GOAL OF THE EXERCISE: Return the data below unchanged. Drop any pictures.

────────

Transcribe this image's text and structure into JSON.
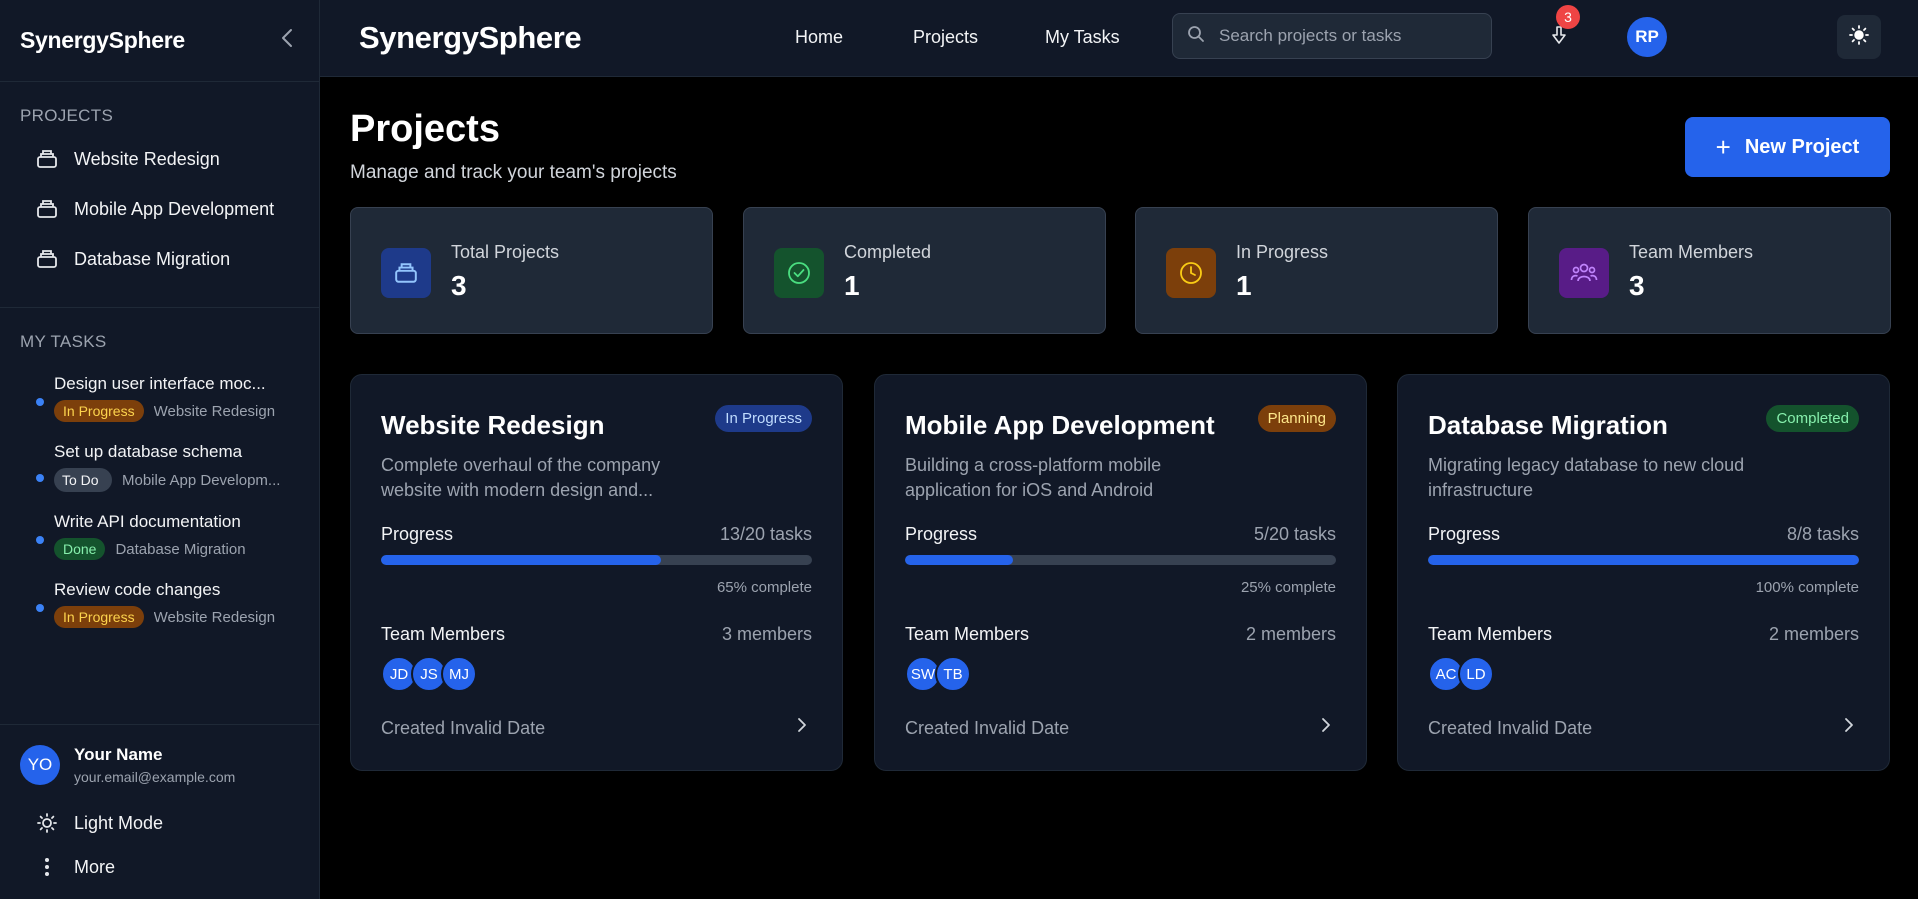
{
  "sidebar": {
    "brand": "SynergySphere",
    "collapse_icon": "chevron-left-icon",
    "projects_title": "PROJECTS",
    "projects": [
      {
        "label": "Website Redesign",
        "icon": "folder-icon"
      },
      {
        "label": "Mobile App Development",
        "icon": "folder-icon"
      },
      {
        "label": "Database Migration",
        "icon": "folder-icon"
      }
    ],
    "tasks_title": "MY TASKS",
    "tasks": [
      {
        "title": "Design user interface moc...",
        "status": "In Progress",
        "project": "Website Redesign"
      },
      {
        "title": "Set up database schema",
        "status": "To Do",
        "project": "Mobile App Developm..."
      },
      {
        "title": "Write API documentation",
        "status": "Done",
        "project": "Database Migration"
      },
      {
        "title": "Review code changes",
        "status": "In Progress",
        "project": "Website Redesign"
      }
    ],
    "user": {
      "initials": "YO",
      "name": "Your Name",
      "email": "your.email@example.com"
    },
    "light_mode_label": "Light Mode",
    "more_label": "More"
  },
  "topbar": {
    "brand": "SynergySphere",
    "nav": [
      "Home",
      "Projects",
      "My Tasks"
    ],
    "search_placeholder": "Search projects or tasks",
    "notification_count": "3",
    "avatar_initials": "RP"
  },
  "main": {
    "title": "Projects",
    "subtitle": "Manage and track your team's projects",
    "new_button": "New Project",
    "stats": [
      {
        "label": "Total Projects",
        "value": "3",
        "icon": "folder-icon",
        "color": "#1e3a8a"
      },
      {
        "label": "Completed",
        "value": "1",
        "icon": "check-circle-icon",
        "color": "#14532d"
      },
      {
        "label": "In Progress",
        "value": "1",
        "icon": "clock-icon",
        "color": "#7c3f0b"
      },
      {
        "label": "Team Members",
        "value": "3",
        "icon": "users-icon",
        "color": "#581c87"
      }
    ],
    "cards": [
      {
        "title": "Website Redesign",
        "status": "In Progress",
        "description": "Complete overhaul of the company website with modern design and...",
        "progress_label": "Progress",
        "tasks": "13/20 tasks",
        "progress": 65,
        "percent": "65% complete",
        "team_label": "Team Members",
        "members_count": "3 members",
        "members": [
          "JD",
          "JS",
          "MJ"
        ],
        "created": "Created Invalid Date"
      },
      {
        "title": "Mobile App Development",
        "status": "Planning",
        "description": "Building a cross-platform mobile application for iOS and Android",
        "progress_label": "Progress",
        "tasks": "5/20 tasks",
        "progress": 25,
        "percent": "25% complete",
        "team_label": "Team Members",
        "members_count": "2 members",
        "members": [
          "SW",
          "TB"
        ],
        "created": "Created Invalid Date"
      },
      {
        "title": "Database Migration",
        "status": "Completed",
        "description": "Migrating legacy database to new cloud infrastructure",
        "progress_label": "Progress",
        "tasks": "8/8 tasks",
        "progress": 100,
        "percent": "100% complete",
        "team_label": "Team Members",
        "members_count": "2 members",
        "members": [
          "AC",
          "LD"
        ],
        "created": "Created Invalid Date"
      }
    ]
  }
}
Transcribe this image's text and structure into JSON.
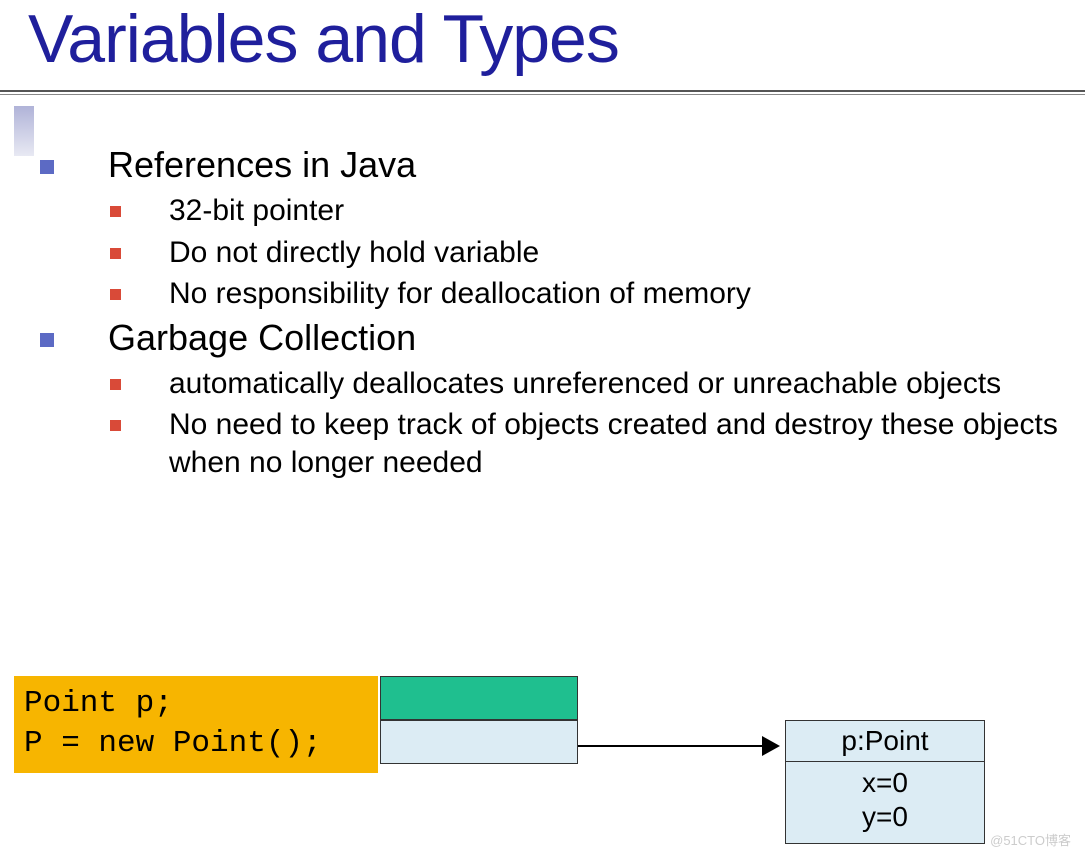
{
  "title": "Variables and Types",
  "sections": [
    {
      "heading": "References in Java",
      "items": [
        "32-bit pointer",
        "Do not directly hold variable",
        "No responsibility for deallocation of memory"
      ]
    },
    {
      "heading": "Garbage Collection",
      "items": [
        "automatically deallocates unreferenced or unreachable objects",
        "No need to keep track of objects created and destroy these objects when no longer needed"
      ]
    }
  ],
  "code": {
    "line1": "Point p;",
    "line2": "P = new Point();"
  },
  "object_box": {
    "header": "p:Point",
    "field1": "x=0",
    "field2": "y=0"
  },
  "watermark": "@51CTO博客"
}
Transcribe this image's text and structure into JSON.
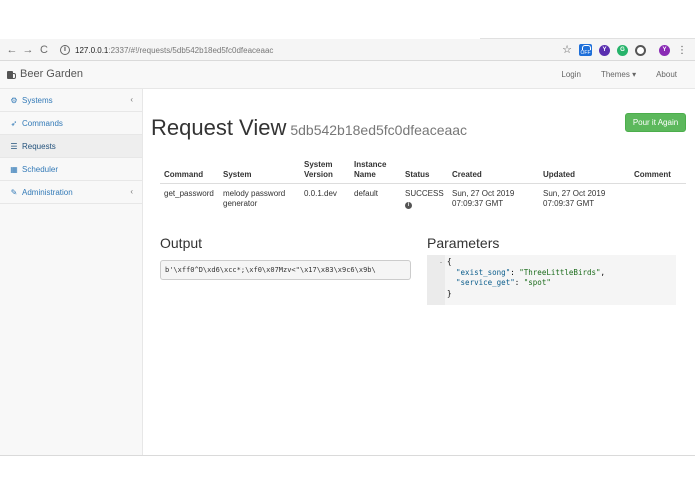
{
  "browser": {
    "url_host": "127.0.0.1",
    "url_path": ":2337/#!/requests/5db542b18ed5fc0dfeaceaac",
    "ext_off_label": "OFF",
    "profile_initial": "Y",
    "ext_y_initial": "Y",
    "ext_g_initial": "G"
  },
  "navbar": {
    "brand": "Beer Garden",
    "login": "Login",
    "themes": "Themes ▾",
    "about": "About"
  },
  "sidebar": {
    "items": [
      {
        "label": "Systems",
        "icon": "cogs-icon",
        "chevron": "‹"
      },
      {
        "label": "Commands",
        "icon": "rocket-icon"
      },
      {
        "label": "Requests",
        "icon": "list-icon"
      },
      {
        "label": "Scheduler",
        "icon": "calendar-icon"
      },
      {
        "label": "Administration",
        "icon": "wrench-icon",
        "chevron": "‹"
      }
    ]
  },
  "page": {
    "title": "Request View",
    "request_id": "5db542b18ed5fc0dfeaceaac",
    "pour_button": "Pour it Again"
  },
  "table": {
    "headers": {
      "command": "Command",
      "system": "System",
      "system_version": "System Version",
      "instance_name": "Instance Name",
      "status": "Status",
      "created": "Created",
      "updated": "Updated",
      "comment": "Comment"
    },
    "row": {
      "command": "get_password",
      "system": "melody password generator",
      "system_version": "0.0.1.dev",
      "instance_name": "default",
      "status": "SUCCESS",
      "created": "Sun, 27 Oct 2019 07:09:37 GMT",
      "updated": "Sun, 27 Oct 2019 07:09:37 GMT",
      "comment": ""
    }
  },
  "output": {
    "title": "Output",
    "value": "b'\\xff0^D\\xd6\\xcc*;\\xf0\\x07Mzv<\"\\x17\\x83\\x9c6\\x9b\\"
  },
  "parameters": {
    "title": "Parameters",
    "fold_marker": "-",
    "open_brace": "{",
    "close_brace": "}",
    "key1": "\"exist_song\"",
    "val1": "\"ThreeLittleBirds\"",
    "key2": "\"service_get\"",
    "val2": "\"spot\""
  },
  "colors": {
    "success_button": "#5cb85c",
    "link": "#337ab7"
  }
}
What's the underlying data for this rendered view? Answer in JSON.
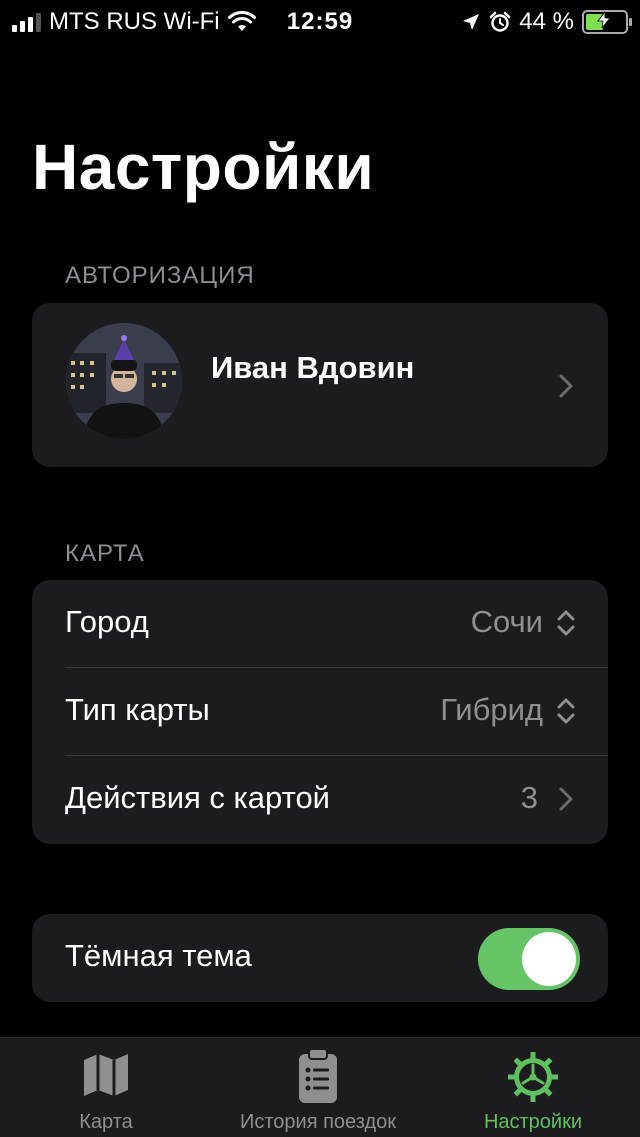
{
  "status_bar": {
    "carrier": "MTS RUS Wi-Fi",
    "time": "12:59",
    "battery_percent": "44 %",
    "battery_level": 0.44,
    "battery_color": "#7fe04f"
  },
  "title": "Настройки",
  "authorization": {
    "section_label": "АВТОРИЗАЦИЯ",
    "user_name": "Иван Вдовин"
  },
  "map": {
    "section_label": "КАРТА",
    "rows": [
      {
        "label": "Город",
        "value": "Сочи",
        "icon": "chevron-up-down-icon"
      },
      {
        "label": "Тип карты",
        "value": "Гибрид",
        "icon": "chevron-up-down-icon"
      },
      {
        "label": "Действия с картой",
        "value": "3",
        "icon": "chevron-right-icon"
      }
    ]
  },
  "theme": {
    "label": "Тёмная тема",
    "enabled": true,
    "toggle_color": "#65c466"
  },
  "tab_bar": {
    "active_color": "#5fc05f",
    "inactive_color": "#8e8e93",
    "tabs": [
      {
        "label": "Карта",
        "icon": "map-icon",
        "active": false
      },
      {
        "label": "История поездок",
        "icon": "clipboard-list-icon",
        "active": false
      },
      {
        "label": "Настройки",
        "icon": "gear-icon",
        "active": true
      }
    ]
  }
}
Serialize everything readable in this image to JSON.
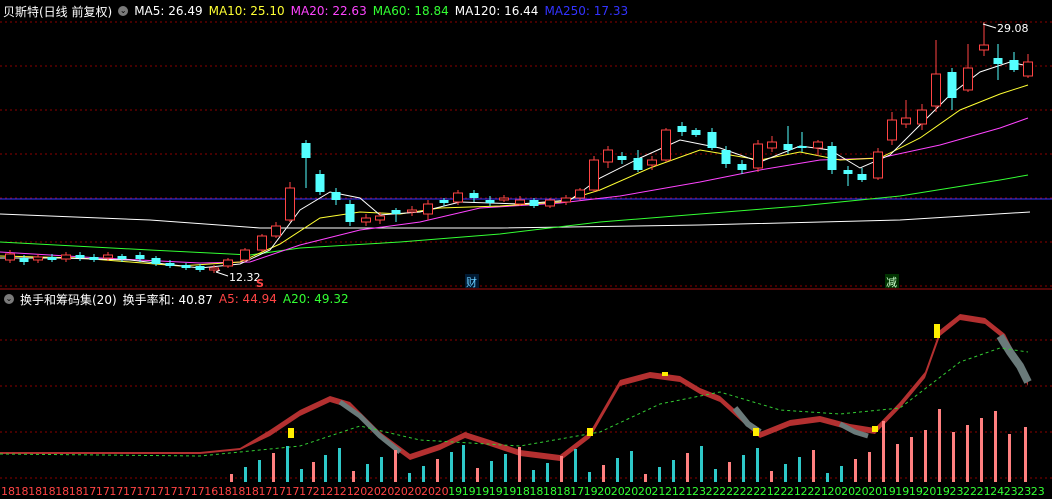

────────

WRITTEN ANSWER:
Transcribe this image's text and structure into JSON.
{
  "sidebar": {
    "brand": "SynergySphere",
    "collapse_icon": "chevron-left-icon",
    "projects_title": "PROJECTS",
    "projects": [
      {
        "label": "Website Redesign",
        "icon": "folder-icon"
      },
      {
        "label": "Mobile App Development",
        "icon": "folder-icon"
      },
      {
        "label": "Database Migration",
        "icon": "folder-icon"
      }
    ],
    "tasks_title": "MY TASKS",
    "tasks": [
      {
        "title": "Design user interface moc...",
        "status": "In Progress",
        "project": "Website Redesign"
      },
      {
        "title": "Set up database schema",
        "status": "To Do",
        "project": "Mobile App Developm..."
      },
      {
        "title": "Write API documentation",
        "status": "Done",
        "project": "Database Migration"
      },
      {
        "title": "Review code changes",
        "status": "In Progress",
        "project": "Website Redesign"
      }
    ],
    "user": {
      "initials": "YO",
      "name": "Your Name",
      "email": "your.email@example.com"
    },
    "light_mode_label": "Light Mode",
    "more_label": "More"
  },
  "topbar": {
    "brand": "SynergySphere",
    "nav": [
      "Home",
      "Projects",
      "My Tasks"
    ],
    "search_placeholder": "Search projects or tasks",
    "notification_count": "3",
    "avatar_initials": "RP"
  },
  "main": {
    "title": "Projects",
    "subtitle": "Manage and track your team's projects",
    "new_button": "New Project",
    "stats": [
      {
        "label": "Total Projects",
        "value": "3",
        "icon": "folder-icon",
        "color": "#1e3a8a"
      },
      {
        "label": "Completed",
        "value": "1",
        "icon": "check-circle-icon",
        "color": "#14532d"
      },
      {
        "label": "In Progress",
        "value": "1",
        "icon": "clock-icon",
        "color": "#7c3f0b"
      },
      {
        "label": "Team Members",
        "value": "3",
        "icon": "users-icon",
        "color": "#581c87"
      }
    ],
    "cards": [
      {
        "title": "Website Redesign",
        "status": "In Progress",
        "description": "Complete overhaul of the company website with modern design and...",
        "progress_label": "Progress",
        "tasks": "13/20 tasks",
        "progress": 65,
        "percent": "65% complete",
        "team_label": "Team Members",
        "members_count": "3 members",
        "members": [
          "JD",
          "JS",
          "MJ"
        ],
        "created": "Created Invalid Date"
      },
      {
        "title": "Mobile App Development",
        "status": "Planning",
        "description": "Building a cross-platform mobile application for iOS and Android",
        "progress_label": "Progress",
        "tasks": "5/20 tasks",
        "progress": 25,
        "percent": "25% complete",
        "team_label": "Team Members",
        "members_count": "2 members",
        "members": [
          "SW",
          "TB"
        ],
        "created": "Created Invalid Date"
      },
      {
        "title": "Database Migration",
        "status": "Completed",
        "description": "Migrating legacy database to new cloud infrastructure",
        "progress_label": "Progress",
        "tasks": "8/8 tasks",
        "progress": 100,
        "percent": "100% complete",
        "team_label": "Team Members",
        "members_count": "2 members",
        "members": [
          "AC",
          "LD"
        ],
        "created": "Created Invalid Date"
      }
    ]
  }
}
Transcribe this image's text and structure into JSON.
{
  "title": "Variables and Types",
  "sections": [
    {
      "heading": "References in Java",
      "items": [
        "32-bit pointer",
        "Do not directly hold variable",
        "No responsibility for deallocation of memory"
      ]
    },
    {
      "heading": "Garbage Collection",
      "items": [
        "automatically deallocates unreferenced or unreachable objects",
        "No need to keep track of objects created and destroy these objects when no longer needed"
      ]
    }
  ],
  "code": {
    "line1": "Point p;",
    "line2": "P = new Point();"
  },
  "object_box": {
    "header": "p:Point",
    "field1": "x=0",
    "field2": "y=0"
  },
  "watermark": "@51CTO博客"
}
Transcribe this image's text and structure into JSON.
{
  "browser": {
    "url_host": "127.0.0.1",
    "url_path": ":2337/#!/requests/5db542b18ed5fc0dfeaceaac",
    "ext_off_label": "OFF",
    "profile_initial": "Y",
    "ext_y_initial": "Y",
    "ext_g_initial": "G"
  },
  "navbar": {
    "brand": "Beer Garden",
    "login": "Login",
    "themes": "Themes ▾",
    "about": "About"
  },
  "sidebar": {
    "items": [
      {
        "label": "Systems",
        "icon": "cogs-icon",
        "chevron": "‹"
      },
      {
        "label": "Commands",
        "icon": "rocket-icon"
      },
      {
        "label": "Requests",
        "icon": "list-icon"
      },
      {
        "label": "Scheduler",
        "icon": "calendar-icon"
      },
      {
        "label": "Administration",
        "icon": "wrench-icon",
        "chevron": "‹"
      }
    ]
  },
  "page": {
    "title": "Request View",
    "request_id": "5db542b18ed5fc0dfeaceaac",
    "pour_button": "Pour it Again"
  },
  "table": {
    "headers": {
      "command": "Command",
      "system": "System",
      "system_version": "System Version",
      "instance_name": "Instance Name",
      "status": "Status",
      "created": "Created",
      "updated": "Updated",
      "comment": "Comment"
    },
    "row": {
      "command": "get_password",
      "system": "melody password generator",
      "system_version": "0.0.1.dev",
      "instance_name": "default",
      "status": "SUCCESS",
      "created": "Sun, 27 Oct 2019 07:09:37 GMT",
      "updated": "Sun, 27 Oct 2019 07:09:37 GMT",
      "comment": ""
    }
  },
  "output": {
    "title": "Output",
    "value": "b'\\xff0^D\\xd6\\xcc*;\\xf0\\x07Mzv<\"\\x17\\x83\\x9c6\\x9b\\"
  },
  "parameters": {
    "title": "Parameters",
    "fold_marker": "-",
    "open_brace": "{",
    "close_brace": "}",
    "key1": "\"exist_song\"",
    "val1": "\"ThreeLittleBirds\"",
    "key2": "\"service_get\"",
    "val2": "\"spot\""
  },
  "colors": {
    "success_button": "#5cb85c",
    "link": "#337ab7"
  }
}
What's the underlying data for this rendered view? Answer in JSON.
{
  "status_bar": {
    "carrier": "MTS RUS Wi-Fi",
    "time": "12:59",
    "battery_percent": "44 %",
    "battery_level": 0.44,
    "battery_color": "#7fe04f"
  },
  "title": "Настройки",
  "authorization": {
    "section_label": "АВТОРИЗАЦИЯ",
    "user_name": "Иван Вдовин"
  },
  "map": {
    "section_label": "КАРТА",
    "rows": [
      {
        "label": "Город",
        "value": "Сочи",
        "icon": "chevron-up-down-icon"
      },
      {
        "label": "Тип карты",
        "value": "Гибрид",
        "icon": "chevron-up-down-icon"
      },
      {
        "label": "Действия с картой",
        "value": "3",
        "icon": "chevron-right-icon"
      }
    ]
  },
  "theme": {
    "label": "Тёмная тема",
    "enabled": true,
    "toggle_color": "#65c466"
  },
  "tab_bar": {
    "active_color": "#5fc05f",
    "inactive_color": "#8e8e93",
    "tabs": [
      {
        "label": "Карта",
        "icon": "map-icon",
        "active": false
      },
      {
        "label": "История поездок",
        "icon": "clipboard-list-icon",
        "active": false
      },
      {
        "label": "Настройки",
        "icon": "gear-icon",
        "active": true
      }
    ]
  }
}
Serialize everything readable in this image to JSON.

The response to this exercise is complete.